[Recorded data]
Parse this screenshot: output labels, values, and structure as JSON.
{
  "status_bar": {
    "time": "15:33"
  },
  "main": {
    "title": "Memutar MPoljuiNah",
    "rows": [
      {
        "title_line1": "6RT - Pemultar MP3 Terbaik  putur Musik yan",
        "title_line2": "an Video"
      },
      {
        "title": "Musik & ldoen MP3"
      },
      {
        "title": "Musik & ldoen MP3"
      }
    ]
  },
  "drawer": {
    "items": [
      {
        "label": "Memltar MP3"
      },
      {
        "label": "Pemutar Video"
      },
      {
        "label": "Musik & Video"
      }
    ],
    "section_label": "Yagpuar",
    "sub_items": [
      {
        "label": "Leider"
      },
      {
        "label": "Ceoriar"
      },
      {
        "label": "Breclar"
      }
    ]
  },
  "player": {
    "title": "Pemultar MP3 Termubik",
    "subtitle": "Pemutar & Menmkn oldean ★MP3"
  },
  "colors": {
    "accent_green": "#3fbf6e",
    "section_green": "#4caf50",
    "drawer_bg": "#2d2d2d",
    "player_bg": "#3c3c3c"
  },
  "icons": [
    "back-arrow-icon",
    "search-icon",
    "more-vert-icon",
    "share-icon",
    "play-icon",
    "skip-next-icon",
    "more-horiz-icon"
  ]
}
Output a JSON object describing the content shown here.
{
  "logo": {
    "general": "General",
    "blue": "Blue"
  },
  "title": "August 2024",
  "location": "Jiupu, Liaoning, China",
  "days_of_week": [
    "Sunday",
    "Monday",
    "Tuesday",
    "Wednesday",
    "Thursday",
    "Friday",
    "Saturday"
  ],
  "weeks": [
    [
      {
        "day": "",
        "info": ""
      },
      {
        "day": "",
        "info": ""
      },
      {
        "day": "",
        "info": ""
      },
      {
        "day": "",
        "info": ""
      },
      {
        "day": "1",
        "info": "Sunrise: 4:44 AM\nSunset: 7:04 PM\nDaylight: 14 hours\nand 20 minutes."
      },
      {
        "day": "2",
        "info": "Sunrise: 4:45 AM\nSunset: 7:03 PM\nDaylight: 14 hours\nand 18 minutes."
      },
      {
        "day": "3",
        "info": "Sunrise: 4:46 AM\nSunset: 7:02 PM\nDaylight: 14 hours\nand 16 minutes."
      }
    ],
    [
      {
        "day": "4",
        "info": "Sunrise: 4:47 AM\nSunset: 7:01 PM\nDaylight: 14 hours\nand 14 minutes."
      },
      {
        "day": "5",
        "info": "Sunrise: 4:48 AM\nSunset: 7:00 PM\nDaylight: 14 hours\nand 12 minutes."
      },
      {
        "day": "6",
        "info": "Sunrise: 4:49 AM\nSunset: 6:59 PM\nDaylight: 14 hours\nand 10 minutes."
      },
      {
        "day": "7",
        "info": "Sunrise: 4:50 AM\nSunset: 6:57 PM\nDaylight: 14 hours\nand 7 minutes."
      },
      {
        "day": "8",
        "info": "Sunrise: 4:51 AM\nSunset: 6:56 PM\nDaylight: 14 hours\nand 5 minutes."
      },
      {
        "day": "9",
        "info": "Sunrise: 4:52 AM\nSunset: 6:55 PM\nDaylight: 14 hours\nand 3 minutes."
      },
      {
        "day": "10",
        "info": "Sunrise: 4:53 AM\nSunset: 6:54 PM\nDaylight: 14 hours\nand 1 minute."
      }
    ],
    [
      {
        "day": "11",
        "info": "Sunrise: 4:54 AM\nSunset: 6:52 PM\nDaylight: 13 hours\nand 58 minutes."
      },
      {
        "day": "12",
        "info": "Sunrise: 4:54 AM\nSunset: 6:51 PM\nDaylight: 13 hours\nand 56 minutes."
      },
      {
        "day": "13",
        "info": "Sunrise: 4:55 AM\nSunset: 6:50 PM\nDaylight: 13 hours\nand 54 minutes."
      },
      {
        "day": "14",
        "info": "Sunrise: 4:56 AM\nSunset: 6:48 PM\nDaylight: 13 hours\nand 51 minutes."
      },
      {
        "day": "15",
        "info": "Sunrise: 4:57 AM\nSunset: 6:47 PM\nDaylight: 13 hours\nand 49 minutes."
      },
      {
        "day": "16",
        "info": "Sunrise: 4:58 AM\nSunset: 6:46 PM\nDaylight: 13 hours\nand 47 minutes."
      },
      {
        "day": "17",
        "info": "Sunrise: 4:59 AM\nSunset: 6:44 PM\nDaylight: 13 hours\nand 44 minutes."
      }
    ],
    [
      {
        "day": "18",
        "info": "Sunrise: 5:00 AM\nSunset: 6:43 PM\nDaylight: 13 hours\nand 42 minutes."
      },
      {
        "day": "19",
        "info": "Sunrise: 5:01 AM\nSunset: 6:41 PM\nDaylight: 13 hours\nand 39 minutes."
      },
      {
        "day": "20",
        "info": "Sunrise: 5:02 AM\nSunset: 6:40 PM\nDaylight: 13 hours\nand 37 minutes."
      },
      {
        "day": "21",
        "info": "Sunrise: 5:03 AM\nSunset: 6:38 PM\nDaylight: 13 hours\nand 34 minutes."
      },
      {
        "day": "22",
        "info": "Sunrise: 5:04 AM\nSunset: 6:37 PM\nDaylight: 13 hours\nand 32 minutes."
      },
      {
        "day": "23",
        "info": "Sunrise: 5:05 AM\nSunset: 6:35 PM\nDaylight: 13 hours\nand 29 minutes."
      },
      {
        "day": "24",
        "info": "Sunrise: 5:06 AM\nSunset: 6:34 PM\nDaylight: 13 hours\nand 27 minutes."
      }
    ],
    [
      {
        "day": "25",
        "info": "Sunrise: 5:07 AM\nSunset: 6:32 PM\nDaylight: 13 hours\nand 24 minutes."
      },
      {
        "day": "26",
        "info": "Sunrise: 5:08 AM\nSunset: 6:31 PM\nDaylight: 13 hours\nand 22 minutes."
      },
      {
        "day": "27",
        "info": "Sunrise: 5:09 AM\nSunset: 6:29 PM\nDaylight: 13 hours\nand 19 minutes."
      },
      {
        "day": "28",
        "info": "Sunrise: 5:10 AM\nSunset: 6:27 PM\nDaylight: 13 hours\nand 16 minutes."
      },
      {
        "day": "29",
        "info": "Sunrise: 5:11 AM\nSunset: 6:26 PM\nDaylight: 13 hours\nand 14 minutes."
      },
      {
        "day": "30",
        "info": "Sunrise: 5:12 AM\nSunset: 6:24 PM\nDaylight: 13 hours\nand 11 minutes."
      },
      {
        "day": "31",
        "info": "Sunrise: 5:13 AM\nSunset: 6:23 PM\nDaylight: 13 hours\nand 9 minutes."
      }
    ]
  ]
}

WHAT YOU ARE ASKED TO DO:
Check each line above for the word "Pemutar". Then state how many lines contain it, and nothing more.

EXPECTED OUTPUT:
2